Bureau of Labor Statistics

Job Description:

Most advertising firms specialize in a particular market niche. Some companies produce and solicit outdoor advertising, such as billboards and electric displays. Others place ads in buses, subways, taxis, airports, and bus terminals. A small number of firms produce aerial advertising, while others distribute circulars, handbills, and free samples.

Many agencies have created units to serve their clients’ electronic advertising needs on the Internet. Online advertisements link users to a company’s or product’s Web site, where information such as new product announcements, contests, and product catalogs appears, and from which purchases may be made.

Some firms are not involved in the creation of ads at all; instead, they sell advertising time or space on radio and television stations or in publications. Because these firms do not produce advertising, their staffs are mostly sales workers. Companies often look to advertising as a way of boosting sales by increasing the public’s exposure to a product or service. Most companies do not have the staff with the necessary skills or experience to create effective advertisements; furthermore, many advertising campaigns are temporary, so employers would have difficulty maintaining their own advertising staff. Instead, companies commonly solicit bids from ad agencies to develop advertising for them; the ad agencies offering their services to the company often make presentations. After winning an account, various departments within an agency—such as creative, production, media, and research—work together to meet the client’s goal of increasing sales.

National Median Salary:

In 2006, nonsupervisory workers in advertising and public relations services averaged $724 a week—significantly higher than the $568 a week for all nonsupervisory workers in private industry.

Education Requirements:

Most entry-level professional and managerial positions in advertising and public relations services require a bachelor’s degree, preferably with broad liberal arts exposure.

Assistant account executive positions—the entry-level account management occupation in most firms—require a bachelor’s degree in marketing or advertising, although some firms require a master’s degree in business administration.

Job Outlook:

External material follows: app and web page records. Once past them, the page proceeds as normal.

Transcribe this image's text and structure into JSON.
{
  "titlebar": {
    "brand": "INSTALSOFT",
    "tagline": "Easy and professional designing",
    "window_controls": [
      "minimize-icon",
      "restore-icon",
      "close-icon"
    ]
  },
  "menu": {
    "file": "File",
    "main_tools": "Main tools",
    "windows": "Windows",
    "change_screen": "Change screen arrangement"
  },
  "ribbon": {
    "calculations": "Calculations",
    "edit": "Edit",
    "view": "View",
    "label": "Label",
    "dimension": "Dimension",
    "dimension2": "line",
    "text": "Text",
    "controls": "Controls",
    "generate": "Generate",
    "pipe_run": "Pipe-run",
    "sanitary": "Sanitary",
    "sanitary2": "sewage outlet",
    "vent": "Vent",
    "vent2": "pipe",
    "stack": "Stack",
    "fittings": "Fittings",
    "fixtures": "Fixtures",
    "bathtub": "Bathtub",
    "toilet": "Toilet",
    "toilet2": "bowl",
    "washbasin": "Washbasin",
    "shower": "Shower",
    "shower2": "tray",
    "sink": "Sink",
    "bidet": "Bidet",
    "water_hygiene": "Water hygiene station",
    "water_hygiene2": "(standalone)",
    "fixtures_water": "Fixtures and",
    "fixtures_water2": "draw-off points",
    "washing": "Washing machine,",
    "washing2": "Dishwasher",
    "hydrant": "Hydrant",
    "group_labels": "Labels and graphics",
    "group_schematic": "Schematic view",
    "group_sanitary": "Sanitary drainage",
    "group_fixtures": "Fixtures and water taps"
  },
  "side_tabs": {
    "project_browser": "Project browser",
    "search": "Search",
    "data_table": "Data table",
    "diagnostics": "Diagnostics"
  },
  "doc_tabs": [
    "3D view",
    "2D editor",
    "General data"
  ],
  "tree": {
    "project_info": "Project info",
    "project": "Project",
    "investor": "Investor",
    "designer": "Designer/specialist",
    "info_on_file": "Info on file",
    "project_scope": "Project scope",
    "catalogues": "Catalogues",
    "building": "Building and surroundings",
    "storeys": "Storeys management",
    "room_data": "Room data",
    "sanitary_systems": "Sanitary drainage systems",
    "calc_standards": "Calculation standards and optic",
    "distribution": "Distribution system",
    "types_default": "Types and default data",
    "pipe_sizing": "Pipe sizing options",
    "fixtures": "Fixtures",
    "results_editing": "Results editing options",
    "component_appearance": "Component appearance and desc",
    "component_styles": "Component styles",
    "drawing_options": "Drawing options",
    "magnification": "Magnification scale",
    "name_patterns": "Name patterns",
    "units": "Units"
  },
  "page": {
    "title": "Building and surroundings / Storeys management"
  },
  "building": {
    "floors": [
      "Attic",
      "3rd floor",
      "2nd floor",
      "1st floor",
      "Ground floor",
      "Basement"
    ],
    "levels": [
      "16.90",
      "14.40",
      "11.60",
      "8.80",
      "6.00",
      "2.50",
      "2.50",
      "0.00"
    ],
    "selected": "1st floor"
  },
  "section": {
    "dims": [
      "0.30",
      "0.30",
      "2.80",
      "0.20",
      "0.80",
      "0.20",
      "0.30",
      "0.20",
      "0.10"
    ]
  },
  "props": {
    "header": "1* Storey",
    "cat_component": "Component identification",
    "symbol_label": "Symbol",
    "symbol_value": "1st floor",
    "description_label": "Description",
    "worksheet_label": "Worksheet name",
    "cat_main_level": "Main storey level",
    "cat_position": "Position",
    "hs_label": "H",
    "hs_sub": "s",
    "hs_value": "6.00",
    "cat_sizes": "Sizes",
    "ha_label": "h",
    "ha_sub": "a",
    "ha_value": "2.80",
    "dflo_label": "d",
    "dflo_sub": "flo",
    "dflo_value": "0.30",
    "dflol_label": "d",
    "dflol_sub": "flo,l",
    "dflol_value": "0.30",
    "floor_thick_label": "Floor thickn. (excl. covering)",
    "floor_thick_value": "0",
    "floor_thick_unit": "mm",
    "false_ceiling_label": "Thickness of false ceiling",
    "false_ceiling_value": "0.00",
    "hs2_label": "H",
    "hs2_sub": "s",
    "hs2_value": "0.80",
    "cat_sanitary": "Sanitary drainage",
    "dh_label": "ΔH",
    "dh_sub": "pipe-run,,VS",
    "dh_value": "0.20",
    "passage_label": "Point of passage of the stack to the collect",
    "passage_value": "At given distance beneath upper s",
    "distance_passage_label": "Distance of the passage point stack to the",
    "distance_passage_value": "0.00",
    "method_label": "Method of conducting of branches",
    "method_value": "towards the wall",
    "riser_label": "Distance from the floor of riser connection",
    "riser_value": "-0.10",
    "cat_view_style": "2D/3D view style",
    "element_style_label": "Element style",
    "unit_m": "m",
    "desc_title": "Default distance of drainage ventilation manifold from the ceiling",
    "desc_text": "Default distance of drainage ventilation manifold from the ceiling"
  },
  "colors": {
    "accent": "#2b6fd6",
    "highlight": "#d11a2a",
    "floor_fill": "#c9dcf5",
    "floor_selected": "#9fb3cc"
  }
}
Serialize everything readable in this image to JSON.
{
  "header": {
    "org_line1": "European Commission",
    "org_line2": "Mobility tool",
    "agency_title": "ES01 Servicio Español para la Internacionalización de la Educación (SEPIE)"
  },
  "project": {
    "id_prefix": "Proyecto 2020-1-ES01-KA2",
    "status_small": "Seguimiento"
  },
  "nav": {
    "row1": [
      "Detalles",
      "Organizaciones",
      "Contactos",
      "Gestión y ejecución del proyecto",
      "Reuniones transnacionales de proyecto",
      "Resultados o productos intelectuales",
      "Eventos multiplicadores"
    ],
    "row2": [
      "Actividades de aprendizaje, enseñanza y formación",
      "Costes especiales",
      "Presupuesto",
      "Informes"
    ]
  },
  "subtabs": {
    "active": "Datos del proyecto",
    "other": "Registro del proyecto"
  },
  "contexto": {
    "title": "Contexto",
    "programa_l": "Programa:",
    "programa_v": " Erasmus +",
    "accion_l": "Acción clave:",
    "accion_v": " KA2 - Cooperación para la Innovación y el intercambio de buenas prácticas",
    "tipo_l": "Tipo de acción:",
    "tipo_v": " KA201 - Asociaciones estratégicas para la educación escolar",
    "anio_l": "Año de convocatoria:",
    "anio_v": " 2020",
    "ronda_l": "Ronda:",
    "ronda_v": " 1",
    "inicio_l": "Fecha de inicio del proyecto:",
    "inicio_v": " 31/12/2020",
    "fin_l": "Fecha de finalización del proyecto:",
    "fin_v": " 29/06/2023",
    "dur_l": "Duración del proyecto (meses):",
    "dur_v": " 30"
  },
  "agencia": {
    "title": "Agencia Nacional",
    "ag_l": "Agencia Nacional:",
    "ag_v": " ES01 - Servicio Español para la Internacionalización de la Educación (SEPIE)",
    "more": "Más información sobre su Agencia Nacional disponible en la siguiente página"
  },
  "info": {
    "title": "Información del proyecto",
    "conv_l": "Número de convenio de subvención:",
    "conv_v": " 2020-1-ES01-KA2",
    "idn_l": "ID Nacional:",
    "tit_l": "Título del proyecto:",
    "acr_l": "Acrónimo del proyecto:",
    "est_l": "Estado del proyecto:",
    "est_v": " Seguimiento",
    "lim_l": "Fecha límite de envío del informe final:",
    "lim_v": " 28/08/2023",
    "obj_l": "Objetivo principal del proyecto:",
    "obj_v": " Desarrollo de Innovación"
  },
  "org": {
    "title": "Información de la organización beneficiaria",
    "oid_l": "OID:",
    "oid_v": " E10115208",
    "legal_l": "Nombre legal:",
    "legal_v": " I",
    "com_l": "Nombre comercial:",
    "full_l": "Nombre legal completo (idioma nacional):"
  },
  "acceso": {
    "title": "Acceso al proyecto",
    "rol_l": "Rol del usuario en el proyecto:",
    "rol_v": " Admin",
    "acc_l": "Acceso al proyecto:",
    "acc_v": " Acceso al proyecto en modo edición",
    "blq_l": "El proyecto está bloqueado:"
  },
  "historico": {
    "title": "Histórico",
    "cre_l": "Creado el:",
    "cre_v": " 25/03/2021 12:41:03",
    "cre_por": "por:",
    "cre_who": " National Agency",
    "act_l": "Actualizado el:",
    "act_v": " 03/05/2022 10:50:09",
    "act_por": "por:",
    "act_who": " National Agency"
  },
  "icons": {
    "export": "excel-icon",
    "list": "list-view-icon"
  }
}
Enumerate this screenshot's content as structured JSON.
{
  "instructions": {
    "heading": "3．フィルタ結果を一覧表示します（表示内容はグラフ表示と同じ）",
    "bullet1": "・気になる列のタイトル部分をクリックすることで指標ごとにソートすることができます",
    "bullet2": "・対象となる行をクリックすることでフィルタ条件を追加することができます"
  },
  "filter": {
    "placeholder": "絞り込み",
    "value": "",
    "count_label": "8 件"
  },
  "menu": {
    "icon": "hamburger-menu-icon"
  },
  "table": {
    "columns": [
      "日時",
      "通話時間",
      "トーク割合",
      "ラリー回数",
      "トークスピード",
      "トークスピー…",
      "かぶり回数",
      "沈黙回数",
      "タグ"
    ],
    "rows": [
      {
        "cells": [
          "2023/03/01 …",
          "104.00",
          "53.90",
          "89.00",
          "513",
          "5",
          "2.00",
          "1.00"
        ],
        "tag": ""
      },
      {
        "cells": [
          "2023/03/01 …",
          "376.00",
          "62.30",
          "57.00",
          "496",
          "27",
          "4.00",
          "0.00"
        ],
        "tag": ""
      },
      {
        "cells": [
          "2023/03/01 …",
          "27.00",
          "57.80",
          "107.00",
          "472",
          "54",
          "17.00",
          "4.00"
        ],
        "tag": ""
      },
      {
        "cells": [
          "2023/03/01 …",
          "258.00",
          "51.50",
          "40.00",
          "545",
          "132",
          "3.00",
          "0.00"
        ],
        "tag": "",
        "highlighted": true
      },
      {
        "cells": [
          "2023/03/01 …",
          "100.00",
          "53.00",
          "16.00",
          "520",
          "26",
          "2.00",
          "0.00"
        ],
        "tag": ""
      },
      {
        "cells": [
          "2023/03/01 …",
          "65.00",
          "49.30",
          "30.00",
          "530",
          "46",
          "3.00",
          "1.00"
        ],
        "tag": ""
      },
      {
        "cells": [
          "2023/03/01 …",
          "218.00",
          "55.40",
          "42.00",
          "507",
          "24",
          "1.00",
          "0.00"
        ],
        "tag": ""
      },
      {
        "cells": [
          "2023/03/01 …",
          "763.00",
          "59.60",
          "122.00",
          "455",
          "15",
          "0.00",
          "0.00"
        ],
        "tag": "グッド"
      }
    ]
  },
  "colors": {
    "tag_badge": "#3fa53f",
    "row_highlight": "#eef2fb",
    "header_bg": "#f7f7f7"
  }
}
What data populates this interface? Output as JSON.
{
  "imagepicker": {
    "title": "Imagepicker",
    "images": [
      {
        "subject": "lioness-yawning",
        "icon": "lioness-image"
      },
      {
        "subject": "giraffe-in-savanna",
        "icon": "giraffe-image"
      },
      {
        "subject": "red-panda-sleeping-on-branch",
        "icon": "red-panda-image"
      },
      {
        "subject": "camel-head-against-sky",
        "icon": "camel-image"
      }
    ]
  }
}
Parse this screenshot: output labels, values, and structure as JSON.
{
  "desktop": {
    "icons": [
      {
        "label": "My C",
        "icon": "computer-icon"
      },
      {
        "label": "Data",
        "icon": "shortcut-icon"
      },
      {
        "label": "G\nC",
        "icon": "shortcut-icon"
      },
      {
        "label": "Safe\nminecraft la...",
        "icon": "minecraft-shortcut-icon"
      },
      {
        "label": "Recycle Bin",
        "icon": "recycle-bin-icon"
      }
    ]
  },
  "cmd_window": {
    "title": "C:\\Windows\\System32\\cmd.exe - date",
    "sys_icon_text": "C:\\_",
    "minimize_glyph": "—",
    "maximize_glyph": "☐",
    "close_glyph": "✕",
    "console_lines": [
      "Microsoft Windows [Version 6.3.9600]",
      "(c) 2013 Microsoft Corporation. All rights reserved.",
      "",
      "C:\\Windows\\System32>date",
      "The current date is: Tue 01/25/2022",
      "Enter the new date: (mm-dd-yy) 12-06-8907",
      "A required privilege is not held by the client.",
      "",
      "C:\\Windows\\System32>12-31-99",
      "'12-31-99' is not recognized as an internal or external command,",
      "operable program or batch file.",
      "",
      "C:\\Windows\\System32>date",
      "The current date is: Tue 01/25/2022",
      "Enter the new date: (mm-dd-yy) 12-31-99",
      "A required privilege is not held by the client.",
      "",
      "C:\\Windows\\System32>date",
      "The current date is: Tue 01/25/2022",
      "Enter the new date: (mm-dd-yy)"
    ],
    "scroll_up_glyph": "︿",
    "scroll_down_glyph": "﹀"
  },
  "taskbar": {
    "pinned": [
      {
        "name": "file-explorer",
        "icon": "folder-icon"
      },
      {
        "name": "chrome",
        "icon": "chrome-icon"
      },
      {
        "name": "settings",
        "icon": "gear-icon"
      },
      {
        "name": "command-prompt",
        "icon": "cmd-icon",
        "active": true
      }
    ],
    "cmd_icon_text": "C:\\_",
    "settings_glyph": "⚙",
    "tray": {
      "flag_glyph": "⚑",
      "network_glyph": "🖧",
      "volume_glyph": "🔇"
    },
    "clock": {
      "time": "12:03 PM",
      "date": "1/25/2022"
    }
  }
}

Employment in the advertising and public relations services industry is projected to grow 14 percent over the 2006-16 period, compared with 11 percent for all industries combined. New jobs will be created as the economy expands and generates more products and services to advertise.